History of Nehru Park
The park was established in 1969, and named for India’s first Prime Minister, Jawaharlal Nehru and has become one of Delhi’s leading green areas in the fifty years since its creation. It regularly hosts festivals, arts events, and mass yoga classes – get there early to spy them.
Look out for the perhaps surprising life-size statue of Vladimir Lenin, which was unveiled on the 70th anniversary of Russia’s 1917 October Revolution by the Soviet Premier and the then Prime Minister for India. It remains a focal point for the Communist Party of India, who visit on Lenin’s birthday every year to commemorate the man himself. For context: India had sympathies with the Soviets in the Cold War, hence the background to this statue.
Nehru Park today

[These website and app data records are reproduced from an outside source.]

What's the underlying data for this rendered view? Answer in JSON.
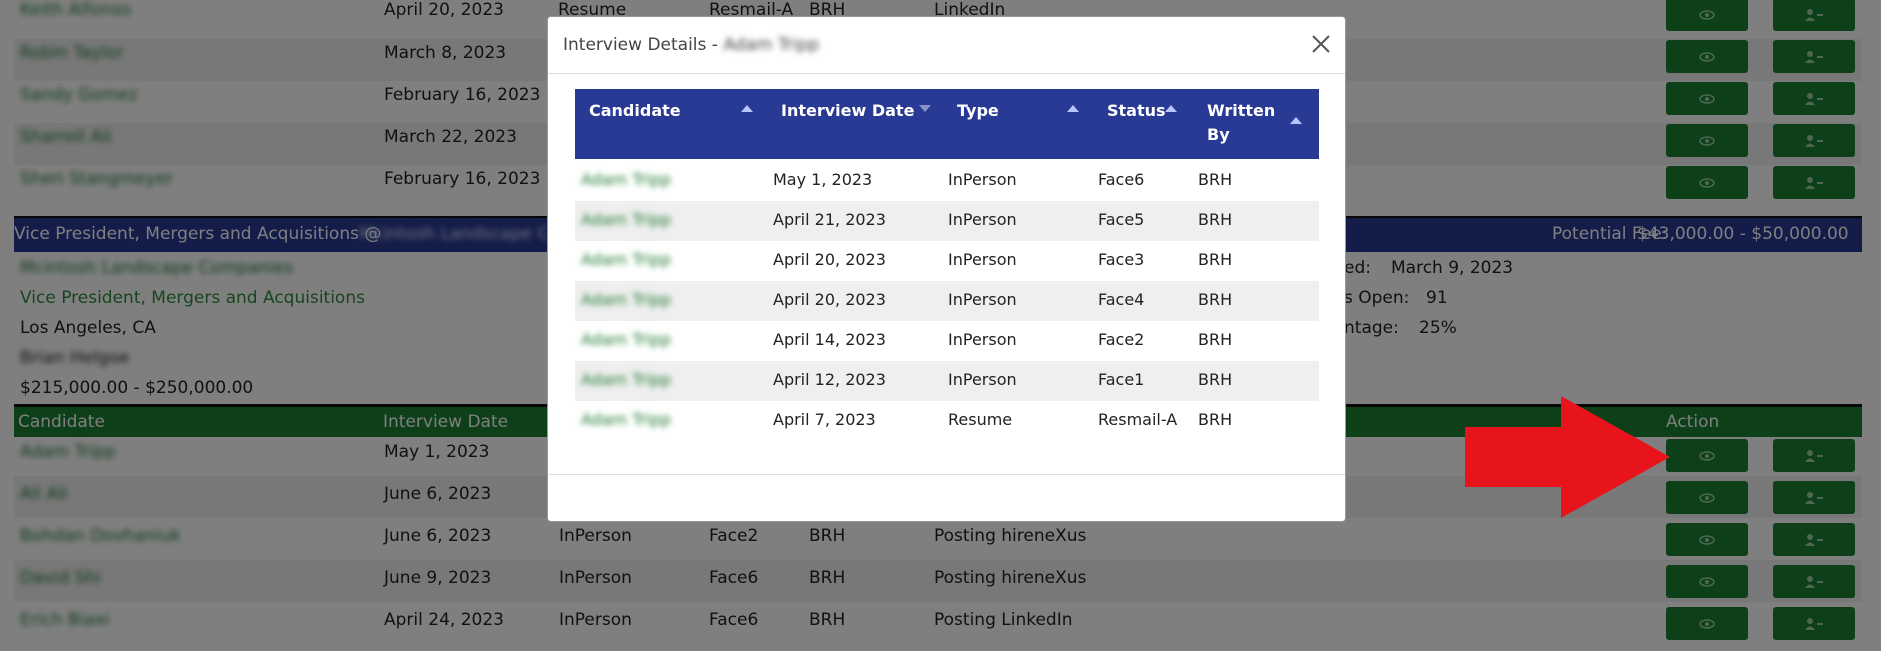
{
  "background": {
    "top_rows": [
      {
        "candidate": "Keith Alfonso",
        "date": "April 20, 2023",
        "type": "Resume",
        "status": "Resmail-A",
        "by": "BRH",
        "source": "LinkedIn"
      },
      {
        "candidate": "Robin Taylor",
        "date": "March 8, 2023",
        "type": "",
        "status": "",
        "by": "",
        "source": ""
      },
      {
        "candidate": "Sandy Gomez",
        "date": "February 16, 2023",
        "type": "",
        "status": "",
        "by": "",
        "source": ""
      },
      {
        "candidate": "Sharrell Ali",
        "date": "March 22, 2023",
        "type": "",
        "status": "",
        "by": "",
        "source": ""
      },
      {
        "candidate": "Sheri Stangmeyer",
        "date": "February 16, 2023",
        "type": "",
        "status": "",
        "by": "",
        "source": ""
      }
    ],
    "job": {
      "title_prefix": "Vice President, Mergers and Acquisitions @",
      "company_blur": "Mcintosh Landscape Co",
      "fee_label": "Potential Fee:",
      "fee_value": "$43,000.00 - $50,000.00",
      "company_name": "Mcintosh Landscape Companies",
      "position_link": "Vice President, Mergers and Acquisitions",
      "location": "Los Angeles, CA",
      "contact": "Brian Helgoe",
      "salary": "$215,000.00 - $250,000.00",
      "right_label1": "ed:",
      "right_value1": "March 9, 2023",
      "right_label2": "s Open:",
      "right_value2": "91",
      "right_label3": "ntage:",
      "right_value3": "25%"
    },
    "columns": {
      "candidate": "Candidate",
      "interview_date": "Interview Date",
      "action": "Action"
    },
    "bottom_rows": [
      {
        "candidate": "Adam Tripp",
        "date": "May 1, 2023",
        "type": "",
        "status": "",
        "by": "",
        "source": ""
      },
      {
        "candidate": "Ali Ali",
        "date": "June 6, 2023",
        "type": "",
        "status": "",
        "by": "",
        "source": ""
      },
      {
        "candidate": "Bohdan Dovhaniuk",
        "date": "June 6, 2023",
        "type": "InPerson",
        "status": "Face2",
        "by": "BRH",
        "source": "Posting hireneXus"
      },
      {
        "candidate": "David Shi",
        "date": "June 9, 2023",
        "type": "InPerson",
        "status": "Face6",
        "by": "BRH",
        "source": "Posting hireneXus"
      },
      {
        "candidate": "Erich Biaxi",
        "date": "April 24, 2023",
        "type": "InPerson",
        "status": "Face6",
        "by": "BRH",
        "source": "Posting LinkedIn"
      }
    ]
  },
  "modal": {
    "title_prefix": "Interview Details -",
    "title_name": "Adam Tripp",
    "headers": {
      "candidate": "Candidate",
      "interview_date": "Interview Date",
      "type": "Type",
      "status": "Status",
      "written_by_1": "Written",
      "written_by_2": "By"
    },
    "rows": [
      {
        "candidate": "Adam Tripp",
        "date": "May 1, 2023",
        "type": "InPerson",
        "status": "Face6",
        "by": "BRH"
      },
      {
        "candidate": "Adam Tripp",
        "date": "April 21, 2023",
        "type": "InPerson",
        "status": "Face5",
        "by": "BRH"
      },
      {
        "candidate": "Adam Tripp",
        "date": "April 20, 2023",
        "type": "InPerson",
        "status": "Face3",
        "by": "BRH"
      },
      {
        "candidate": "Adam Tripp",
        "date": "April 20, 2023",
        "type": "InPerson",
        "status": "Face4",
        "by": "BRH"
      },
      {
        "candidate": "Adam Tripp",
        "date": "April 14, 2023",
        "type": "InPerson",
        "status": "Face2",
        "by": "BRH"
      },
      {
        "candidate": "Adam Tripp",
        "date": "April 12, 2023",
        "type": "InPerson",
        "status": "Face1",
        "by": "BRH"
      },
      {
        "candidate": "Adam Tripp",
        "date": "April 7, 2023",
        "type": "Resume",
        "status": "Resmail-A",
        "by": "BRH"
      }
    ]
  },
  "colors": {
    "brand_blue": "#283a94",
    "action_green": "#1a7f32",
    "link_green": "#1e7a33",
    "annotation_red": "#e8141c"
  },
  "icons": {
    "view": "eye-icon",
    "remove": "user-minus-icon",
    "close": "close-icon",
    "annotation": "red-arrow"
  }
}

The green expanse of the park is popular with joggers and families at weekends, and its manicured lawns are a lovely place to while away the afternoon if the suffocating heat of the Indian summer gets too much. There’s a café inside and an ancient Shiv temple for those who need a culture fix.
Getting to Nehru Park
The park is not desperately close to any Metro stops – the Pink and Yellow lines both have stations several kilometres away, whilst the mainline railway station Sarojini Nagar is about a 20 minute walk away. Your best bet is to hop in a taxi or tuk-tuk, which are easily found across Delhi.